What is required :: What lines in the following entries hold the word "method"? Copy each one.

Records shown ::
====

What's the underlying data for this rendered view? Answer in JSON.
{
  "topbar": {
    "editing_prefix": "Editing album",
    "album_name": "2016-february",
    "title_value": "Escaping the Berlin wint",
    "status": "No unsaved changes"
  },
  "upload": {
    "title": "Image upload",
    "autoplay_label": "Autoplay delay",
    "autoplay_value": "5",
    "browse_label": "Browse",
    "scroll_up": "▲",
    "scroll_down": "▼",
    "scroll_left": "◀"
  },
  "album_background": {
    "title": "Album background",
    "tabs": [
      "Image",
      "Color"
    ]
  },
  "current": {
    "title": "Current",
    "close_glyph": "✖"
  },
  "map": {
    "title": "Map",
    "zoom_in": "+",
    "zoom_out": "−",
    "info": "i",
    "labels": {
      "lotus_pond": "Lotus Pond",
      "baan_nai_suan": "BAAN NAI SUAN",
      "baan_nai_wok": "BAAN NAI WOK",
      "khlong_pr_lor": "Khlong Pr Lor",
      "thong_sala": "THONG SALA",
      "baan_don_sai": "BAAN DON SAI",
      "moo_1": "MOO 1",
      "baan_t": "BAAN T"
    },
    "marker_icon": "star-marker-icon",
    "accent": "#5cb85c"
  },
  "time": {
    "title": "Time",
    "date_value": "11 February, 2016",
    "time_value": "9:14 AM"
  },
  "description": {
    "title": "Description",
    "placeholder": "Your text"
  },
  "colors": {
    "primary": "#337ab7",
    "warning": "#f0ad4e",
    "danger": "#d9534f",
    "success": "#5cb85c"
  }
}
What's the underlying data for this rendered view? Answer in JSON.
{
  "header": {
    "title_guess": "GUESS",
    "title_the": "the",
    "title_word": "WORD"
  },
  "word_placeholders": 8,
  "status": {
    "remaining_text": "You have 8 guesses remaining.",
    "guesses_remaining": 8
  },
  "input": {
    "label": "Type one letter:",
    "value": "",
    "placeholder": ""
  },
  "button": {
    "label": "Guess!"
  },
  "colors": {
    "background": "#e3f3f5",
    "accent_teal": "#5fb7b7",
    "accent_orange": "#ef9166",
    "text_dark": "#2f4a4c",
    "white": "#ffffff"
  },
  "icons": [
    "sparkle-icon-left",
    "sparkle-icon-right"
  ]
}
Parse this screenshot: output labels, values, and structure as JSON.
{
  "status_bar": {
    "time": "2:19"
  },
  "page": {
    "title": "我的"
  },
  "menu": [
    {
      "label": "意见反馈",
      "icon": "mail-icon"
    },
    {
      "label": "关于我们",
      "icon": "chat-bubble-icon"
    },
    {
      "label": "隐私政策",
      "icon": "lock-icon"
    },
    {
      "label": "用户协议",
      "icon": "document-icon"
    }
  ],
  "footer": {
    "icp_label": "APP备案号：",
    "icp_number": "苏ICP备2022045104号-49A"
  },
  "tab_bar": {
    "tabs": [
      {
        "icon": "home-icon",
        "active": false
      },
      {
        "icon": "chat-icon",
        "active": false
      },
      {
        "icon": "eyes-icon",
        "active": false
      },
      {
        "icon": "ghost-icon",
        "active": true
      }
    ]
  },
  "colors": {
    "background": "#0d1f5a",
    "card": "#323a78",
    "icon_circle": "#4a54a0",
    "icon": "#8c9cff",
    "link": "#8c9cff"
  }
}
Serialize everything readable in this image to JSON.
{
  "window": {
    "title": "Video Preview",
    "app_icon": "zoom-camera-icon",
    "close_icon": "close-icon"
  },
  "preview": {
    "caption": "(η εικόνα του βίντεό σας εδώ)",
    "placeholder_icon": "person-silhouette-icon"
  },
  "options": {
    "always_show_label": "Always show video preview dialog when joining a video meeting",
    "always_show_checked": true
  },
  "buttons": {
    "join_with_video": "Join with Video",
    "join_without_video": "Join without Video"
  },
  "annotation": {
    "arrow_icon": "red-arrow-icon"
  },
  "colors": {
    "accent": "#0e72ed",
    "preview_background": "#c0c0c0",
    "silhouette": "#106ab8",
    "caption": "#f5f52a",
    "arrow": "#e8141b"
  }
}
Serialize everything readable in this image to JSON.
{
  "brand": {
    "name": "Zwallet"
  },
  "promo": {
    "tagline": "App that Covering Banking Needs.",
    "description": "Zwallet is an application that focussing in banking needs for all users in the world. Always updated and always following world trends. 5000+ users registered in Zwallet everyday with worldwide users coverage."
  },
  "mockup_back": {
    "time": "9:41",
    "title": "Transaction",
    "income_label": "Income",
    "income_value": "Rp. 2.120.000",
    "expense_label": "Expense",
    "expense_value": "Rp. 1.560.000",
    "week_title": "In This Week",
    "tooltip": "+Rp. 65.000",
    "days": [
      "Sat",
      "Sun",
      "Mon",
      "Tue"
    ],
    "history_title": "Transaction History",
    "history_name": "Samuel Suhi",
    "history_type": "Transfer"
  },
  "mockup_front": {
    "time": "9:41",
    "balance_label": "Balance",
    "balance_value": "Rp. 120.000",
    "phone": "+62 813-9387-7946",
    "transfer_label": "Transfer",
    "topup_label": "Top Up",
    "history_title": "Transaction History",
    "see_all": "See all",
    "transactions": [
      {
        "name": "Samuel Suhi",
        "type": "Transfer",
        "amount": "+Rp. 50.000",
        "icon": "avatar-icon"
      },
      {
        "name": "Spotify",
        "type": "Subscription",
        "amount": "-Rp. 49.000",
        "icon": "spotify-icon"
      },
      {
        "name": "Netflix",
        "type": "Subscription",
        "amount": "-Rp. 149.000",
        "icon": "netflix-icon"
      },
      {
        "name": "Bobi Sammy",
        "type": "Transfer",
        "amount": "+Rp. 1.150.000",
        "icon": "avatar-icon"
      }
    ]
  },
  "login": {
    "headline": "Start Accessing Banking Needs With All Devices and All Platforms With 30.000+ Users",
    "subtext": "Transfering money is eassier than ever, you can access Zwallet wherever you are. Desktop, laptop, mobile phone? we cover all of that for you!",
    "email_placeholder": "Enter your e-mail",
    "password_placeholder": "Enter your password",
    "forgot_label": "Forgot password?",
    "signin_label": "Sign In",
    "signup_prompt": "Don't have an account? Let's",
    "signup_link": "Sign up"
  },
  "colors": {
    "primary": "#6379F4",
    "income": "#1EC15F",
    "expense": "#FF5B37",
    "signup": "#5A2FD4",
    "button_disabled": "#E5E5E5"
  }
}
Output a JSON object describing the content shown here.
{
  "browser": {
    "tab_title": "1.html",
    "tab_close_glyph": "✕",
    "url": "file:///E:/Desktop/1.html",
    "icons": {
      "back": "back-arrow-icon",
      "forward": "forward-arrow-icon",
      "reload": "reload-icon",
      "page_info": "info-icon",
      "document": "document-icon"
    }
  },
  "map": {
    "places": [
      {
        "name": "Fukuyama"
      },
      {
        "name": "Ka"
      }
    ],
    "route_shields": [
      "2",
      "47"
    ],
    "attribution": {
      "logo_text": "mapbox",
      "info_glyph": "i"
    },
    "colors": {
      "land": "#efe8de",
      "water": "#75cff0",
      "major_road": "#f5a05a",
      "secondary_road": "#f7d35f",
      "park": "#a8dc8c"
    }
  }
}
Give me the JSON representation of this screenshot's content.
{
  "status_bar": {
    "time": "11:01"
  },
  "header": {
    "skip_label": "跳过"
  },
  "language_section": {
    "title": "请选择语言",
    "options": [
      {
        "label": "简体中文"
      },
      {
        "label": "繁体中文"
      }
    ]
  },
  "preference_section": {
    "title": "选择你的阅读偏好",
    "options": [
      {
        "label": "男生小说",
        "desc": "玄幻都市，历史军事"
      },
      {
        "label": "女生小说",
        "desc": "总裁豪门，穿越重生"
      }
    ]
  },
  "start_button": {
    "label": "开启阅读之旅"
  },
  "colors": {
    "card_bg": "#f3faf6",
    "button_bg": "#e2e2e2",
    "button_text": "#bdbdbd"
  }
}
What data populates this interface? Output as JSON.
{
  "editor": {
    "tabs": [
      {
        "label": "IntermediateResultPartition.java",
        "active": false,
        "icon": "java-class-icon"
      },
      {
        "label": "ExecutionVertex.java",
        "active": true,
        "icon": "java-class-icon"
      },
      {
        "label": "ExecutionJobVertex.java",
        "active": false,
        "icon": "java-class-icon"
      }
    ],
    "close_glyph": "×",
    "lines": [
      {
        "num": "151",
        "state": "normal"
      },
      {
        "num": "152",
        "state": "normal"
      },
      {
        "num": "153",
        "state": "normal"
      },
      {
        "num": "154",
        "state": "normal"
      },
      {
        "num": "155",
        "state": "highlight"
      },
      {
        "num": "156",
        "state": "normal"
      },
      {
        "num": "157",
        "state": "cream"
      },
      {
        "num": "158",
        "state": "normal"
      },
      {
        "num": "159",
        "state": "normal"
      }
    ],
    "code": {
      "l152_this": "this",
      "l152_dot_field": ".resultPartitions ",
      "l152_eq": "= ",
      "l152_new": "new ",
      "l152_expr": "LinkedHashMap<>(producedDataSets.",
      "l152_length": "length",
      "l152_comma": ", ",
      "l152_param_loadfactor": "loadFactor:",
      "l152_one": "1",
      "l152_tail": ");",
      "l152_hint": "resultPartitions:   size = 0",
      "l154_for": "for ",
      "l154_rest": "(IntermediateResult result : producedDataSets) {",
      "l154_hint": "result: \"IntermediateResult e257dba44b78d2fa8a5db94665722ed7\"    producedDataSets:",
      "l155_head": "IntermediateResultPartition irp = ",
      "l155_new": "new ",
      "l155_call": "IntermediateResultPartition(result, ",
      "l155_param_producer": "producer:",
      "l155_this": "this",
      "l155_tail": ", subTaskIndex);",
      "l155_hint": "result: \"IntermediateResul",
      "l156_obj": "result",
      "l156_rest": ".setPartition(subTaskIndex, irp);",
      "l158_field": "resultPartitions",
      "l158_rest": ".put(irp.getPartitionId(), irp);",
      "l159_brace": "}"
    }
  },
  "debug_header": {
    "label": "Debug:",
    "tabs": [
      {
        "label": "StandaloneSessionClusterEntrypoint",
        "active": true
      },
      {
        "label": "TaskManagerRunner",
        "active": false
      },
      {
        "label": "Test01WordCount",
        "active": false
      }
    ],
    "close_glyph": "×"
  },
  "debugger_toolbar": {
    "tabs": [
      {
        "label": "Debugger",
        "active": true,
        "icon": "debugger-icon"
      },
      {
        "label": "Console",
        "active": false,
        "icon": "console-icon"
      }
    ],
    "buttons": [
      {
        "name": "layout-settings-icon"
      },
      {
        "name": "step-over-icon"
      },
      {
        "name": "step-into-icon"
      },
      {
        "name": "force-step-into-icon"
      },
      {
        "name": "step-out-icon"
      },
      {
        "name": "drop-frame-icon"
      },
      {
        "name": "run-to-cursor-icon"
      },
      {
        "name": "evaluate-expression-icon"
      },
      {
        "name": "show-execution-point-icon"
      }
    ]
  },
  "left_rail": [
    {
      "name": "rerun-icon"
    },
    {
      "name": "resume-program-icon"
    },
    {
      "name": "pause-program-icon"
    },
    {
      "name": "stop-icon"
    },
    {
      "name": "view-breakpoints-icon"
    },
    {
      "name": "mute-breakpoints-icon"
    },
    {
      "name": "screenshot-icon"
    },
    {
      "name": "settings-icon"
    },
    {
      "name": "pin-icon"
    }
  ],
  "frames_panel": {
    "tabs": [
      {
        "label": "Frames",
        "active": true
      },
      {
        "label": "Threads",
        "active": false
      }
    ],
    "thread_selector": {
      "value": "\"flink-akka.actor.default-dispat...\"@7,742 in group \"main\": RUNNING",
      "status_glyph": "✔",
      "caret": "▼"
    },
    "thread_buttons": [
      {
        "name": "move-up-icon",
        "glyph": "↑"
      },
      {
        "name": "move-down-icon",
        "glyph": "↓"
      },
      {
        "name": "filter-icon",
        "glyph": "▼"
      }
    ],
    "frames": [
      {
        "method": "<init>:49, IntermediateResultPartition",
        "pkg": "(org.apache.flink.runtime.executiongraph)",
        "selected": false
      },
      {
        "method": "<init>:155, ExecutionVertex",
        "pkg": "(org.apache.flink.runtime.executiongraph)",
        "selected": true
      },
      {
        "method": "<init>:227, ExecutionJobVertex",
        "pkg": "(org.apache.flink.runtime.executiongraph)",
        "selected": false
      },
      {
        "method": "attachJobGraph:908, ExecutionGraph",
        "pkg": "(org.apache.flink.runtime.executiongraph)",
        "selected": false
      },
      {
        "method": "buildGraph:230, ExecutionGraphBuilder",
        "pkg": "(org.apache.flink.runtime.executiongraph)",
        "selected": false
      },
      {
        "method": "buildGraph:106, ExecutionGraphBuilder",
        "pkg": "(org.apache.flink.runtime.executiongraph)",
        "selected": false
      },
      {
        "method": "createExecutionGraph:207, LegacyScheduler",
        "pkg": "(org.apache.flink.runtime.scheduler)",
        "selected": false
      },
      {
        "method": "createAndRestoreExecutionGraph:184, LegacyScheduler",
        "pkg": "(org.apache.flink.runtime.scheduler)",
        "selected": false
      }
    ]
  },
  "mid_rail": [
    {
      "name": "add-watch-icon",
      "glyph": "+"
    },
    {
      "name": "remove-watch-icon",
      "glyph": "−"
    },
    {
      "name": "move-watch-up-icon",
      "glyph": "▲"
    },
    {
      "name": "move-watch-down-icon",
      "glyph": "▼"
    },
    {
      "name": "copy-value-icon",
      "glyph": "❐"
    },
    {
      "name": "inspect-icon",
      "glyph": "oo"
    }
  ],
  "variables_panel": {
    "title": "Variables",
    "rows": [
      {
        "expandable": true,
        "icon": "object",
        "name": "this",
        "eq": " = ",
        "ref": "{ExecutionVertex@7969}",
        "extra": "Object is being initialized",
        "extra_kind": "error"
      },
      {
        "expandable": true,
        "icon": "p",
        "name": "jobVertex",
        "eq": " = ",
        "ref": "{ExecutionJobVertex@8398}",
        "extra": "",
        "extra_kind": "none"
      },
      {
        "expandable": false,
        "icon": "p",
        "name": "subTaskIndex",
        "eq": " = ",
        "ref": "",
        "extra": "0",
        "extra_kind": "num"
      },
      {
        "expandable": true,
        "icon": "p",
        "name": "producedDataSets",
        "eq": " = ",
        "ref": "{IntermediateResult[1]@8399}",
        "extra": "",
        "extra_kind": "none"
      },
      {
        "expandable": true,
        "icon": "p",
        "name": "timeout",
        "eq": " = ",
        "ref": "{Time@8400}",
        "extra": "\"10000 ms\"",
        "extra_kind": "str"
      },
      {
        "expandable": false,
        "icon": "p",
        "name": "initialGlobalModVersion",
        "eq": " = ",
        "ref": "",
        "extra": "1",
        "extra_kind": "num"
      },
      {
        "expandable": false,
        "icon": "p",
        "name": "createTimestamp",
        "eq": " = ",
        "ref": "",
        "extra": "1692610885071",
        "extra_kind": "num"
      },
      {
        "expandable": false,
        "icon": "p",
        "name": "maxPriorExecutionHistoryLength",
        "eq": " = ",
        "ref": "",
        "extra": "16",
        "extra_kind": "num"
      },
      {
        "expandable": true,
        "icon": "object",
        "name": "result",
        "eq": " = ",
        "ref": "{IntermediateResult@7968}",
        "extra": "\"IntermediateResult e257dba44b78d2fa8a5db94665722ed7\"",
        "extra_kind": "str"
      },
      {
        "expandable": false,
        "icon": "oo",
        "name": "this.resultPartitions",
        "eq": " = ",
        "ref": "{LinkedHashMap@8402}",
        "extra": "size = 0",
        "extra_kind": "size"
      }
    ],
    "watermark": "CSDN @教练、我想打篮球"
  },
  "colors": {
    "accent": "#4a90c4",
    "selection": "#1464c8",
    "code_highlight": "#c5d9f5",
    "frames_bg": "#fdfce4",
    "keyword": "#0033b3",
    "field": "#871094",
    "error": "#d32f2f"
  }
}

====

Solution to this exercise ::
        "method": "<init>:49, IntermediateResultPartition",
        "method": "<init>:155, ExecutionVertex",
        "method": "<init>:227, ExecutionJobVertex",
        "method": "attachJobGraph:908, ExecutionGraph",
        "method": "buildGraph:230, ExecutionGraphBuilder",
        "method": "buildGraph:106, ExecutionGraphBuilder",
        "method": "createExecutionGraph:207, LegacyScheduler",
        "method": "createAndRestoreExecutionGraph:184, LegacyScheduler",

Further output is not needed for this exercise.